BEGIN Material for this task

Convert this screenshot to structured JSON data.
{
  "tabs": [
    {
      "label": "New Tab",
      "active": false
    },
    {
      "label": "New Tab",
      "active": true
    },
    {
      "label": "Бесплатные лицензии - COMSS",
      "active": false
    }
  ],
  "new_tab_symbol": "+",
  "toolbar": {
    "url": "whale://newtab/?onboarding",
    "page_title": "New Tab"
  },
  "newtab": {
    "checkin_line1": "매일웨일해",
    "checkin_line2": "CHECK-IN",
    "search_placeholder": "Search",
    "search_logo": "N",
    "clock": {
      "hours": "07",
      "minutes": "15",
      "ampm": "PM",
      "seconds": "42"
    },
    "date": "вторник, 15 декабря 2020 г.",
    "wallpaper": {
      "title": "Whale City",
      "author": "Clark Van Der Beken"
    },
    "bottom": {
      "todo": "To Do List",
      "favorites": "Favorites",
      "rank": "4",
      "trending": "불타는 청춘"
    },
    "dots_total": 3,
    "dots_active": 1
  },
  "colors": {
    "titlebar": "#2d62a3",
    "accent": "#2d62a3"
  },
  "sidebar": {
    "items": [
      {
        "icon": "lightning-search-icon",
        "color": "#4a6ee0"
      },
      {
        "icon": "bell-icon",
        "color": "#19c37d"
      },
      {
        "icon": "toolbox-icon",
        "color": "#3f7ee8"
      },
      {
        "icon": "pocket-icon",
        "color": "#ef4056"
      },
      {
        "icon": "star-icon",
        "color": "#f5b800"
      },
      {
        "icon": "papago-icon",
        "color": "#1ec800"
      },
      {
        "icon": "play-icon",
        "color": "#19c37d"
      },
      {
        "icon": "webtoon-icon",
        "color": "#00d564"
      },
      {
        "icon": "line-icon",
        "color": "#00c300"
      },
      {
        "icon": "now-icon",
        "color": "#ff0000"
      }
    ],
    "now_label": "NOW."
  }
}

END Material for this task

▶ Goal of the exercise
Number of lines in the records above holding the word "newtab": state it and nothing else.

▶ Problem solution
2